What’s the impact on the person and performance of impostor syndrome?
Well, there’s the anxiety, fear and self-doubt that accompany new challenges and opportunities. And there’s often a reluctance to put your hand up for even greater challenges and opportunities. After all, those challenges heighten the risk of being discovered as a fraud.
So what can you do to avoid impostor syndrome?
Here are 9 ideas:
Reframe challenges as opportunities to learn and grow rather than as chances to be tested and ‘found out’. Bringing a growth mindset to challenges will help reduce anxiety and increase motivation.
Establish an appropriate standard for your work. Perfectionism and impostor syndrome often co-exist. If your work is never good enough in your own eyes, then no wonder you feel like a fraud.
Reach outside of the group where you feel a fraud. Research by Bryan Stewart and colleagues has demonstrated that seeking support from within the group where you feel like a fraud is generally negative and reinforces the sense of being a fraud, while reaching outside the group to family, friends and others is generally positive. Reaching outside where you feel like a fraud recalibrates your abilities.
Stop comparing yourself to others. It’s tempting to select people at the top of their game as comparison points. Look to them as inspiration rather than as a benchmark of where you should be. After all, everyone’s journey is different, and you will have your own strengths that even your idols lack.
Keep a note of all the positive feedback you receive. When you receive positive feedback just say ‘thank you’. Don’t question it, just transfer it to a note or folder where you can review it when you face a future challenge.
Name it to tame it. Most people have impostor syndrome at some point. It’s a normal part of human experience, and it’s harmful not helpful. Calling it out for what it is can help you to be proactive in reframing your thoughts and approach.
Seek feedback on your approach and performance. Find some trusted people who can give you balanced feedback on your performance. We all need a cheer squad in life, but it needs to be a cheer squad that we trust to provide both positive and constructive feedback.
Be kind to yourself. There’s a classic piece of research that demonstrated people are more compliant when administering medication to their dogs than they are at being compliant with their own medication. We’re often not kind and compassionate to ourselves. Give yourself a bit of a break and treat yourself the way you would treat a friend.
Celebrate development and progress. We often don’t take the chance to reflect on just how far we’ve come. Ask yourself “What can I do now that I couldn’t do a year ago?”. Write out a list of strengths and achievements from the past year.

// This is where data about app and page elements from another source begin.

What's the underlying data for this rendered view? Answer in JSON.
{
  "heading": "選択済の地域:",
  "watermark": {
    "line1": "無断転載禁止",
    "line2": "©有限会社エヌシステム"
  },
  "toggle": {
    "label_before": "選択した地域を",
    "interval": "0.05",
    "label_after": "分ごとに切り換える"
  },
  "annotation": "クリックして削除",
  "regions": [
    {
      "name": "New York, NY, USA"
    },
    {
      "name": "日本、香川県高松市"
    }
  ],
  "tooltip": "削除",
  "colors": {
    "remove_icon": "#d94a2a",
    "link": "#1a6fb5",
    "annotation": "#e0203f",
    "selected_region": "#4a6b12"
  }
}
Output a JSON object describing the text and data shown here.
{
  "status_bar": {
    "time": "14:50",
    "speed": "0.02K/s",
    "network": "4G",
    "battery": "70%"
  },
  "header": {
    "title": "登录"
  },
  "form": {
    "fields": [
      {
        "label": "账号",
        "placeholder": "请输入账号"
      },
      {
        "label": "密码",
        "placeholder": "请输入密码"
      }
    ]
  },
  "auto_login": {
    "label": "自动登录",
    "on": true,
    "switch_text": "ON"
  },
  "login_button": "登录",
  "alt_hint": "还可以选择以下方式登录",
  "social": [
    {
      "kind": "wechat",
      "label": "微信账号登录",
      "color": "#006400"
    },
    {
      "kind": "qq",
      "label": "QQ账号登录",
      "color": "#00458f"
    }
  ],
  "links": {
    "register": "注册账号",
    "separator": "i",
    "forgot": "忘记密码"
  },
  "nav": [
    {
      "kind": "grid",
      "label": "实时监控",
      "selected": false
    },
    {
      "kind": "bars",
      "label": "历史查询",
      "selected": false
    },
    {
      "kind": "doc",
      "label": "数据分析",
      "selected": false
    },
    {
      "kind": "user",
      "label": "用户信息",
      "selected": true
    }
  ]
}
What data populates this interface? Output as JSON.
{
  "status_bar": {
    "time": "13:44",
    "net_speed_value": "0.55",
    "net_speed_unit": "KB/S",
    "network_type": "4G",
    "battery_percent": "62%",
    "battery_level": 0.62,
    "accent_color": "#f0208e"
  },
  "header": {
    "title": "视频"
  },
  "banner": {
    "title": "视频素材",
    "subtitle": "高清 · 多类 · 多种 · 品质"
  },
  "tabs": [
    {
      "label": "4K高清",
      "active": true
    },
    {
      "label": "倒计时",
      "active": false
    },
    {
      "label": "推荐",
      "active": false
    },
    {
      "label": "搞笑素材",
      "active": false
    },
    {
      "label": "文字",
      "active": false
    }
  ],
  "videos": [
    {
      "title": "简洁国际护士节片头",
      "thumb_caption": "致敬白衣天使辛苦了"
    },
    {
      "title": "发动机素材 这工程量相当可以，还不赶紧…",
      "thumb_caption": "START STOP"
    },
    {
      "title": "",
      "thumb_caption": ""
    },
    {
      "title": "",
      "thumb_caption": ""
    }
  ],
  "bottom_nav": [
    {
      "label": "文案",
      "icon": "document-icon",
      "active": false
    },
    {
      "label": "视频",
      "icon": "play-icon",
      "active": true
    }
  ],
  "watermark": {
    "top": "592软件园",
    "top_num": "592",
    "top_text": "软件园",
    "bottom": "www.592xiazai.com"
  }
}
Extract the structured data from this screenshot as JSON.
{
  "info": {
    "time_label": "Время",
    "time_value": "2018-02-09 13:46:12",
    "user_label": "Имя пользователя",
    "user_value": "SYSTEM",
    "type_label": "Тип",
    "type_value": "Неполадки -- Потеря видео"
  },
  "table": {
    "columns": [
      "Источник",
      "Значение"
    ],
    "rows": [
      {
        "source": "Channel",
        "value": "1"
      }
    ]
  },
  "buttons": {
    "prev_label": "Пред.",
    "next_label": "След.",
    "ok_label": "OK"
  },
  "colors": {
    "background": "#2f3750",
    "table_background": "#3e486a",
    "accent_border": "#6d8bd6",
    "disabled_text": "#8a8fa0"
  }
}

Is impostor syndrome something you’ve struggled with? I’d love to hear your thoughts. Contact me via the leadership.today website, and use the connect link.
Clance, P.R. (1985). The impostor phenomenon: Overcoming the fear that haunts your success (p. 25). Atlanta: Peachtree Publishers.
Richard G. Gardner, Jeffrey S. Bednar, Bryan W. Stewart, James B. Oldroyd, Joseph Moore. “I must have slipped through the cracks somehow”: An examination of coping with perceived impostorism and the role of social support. Journal of Vocational Behavior, 2019; 115: 103337 DOI: 10.1016/j.jvb.2019.103337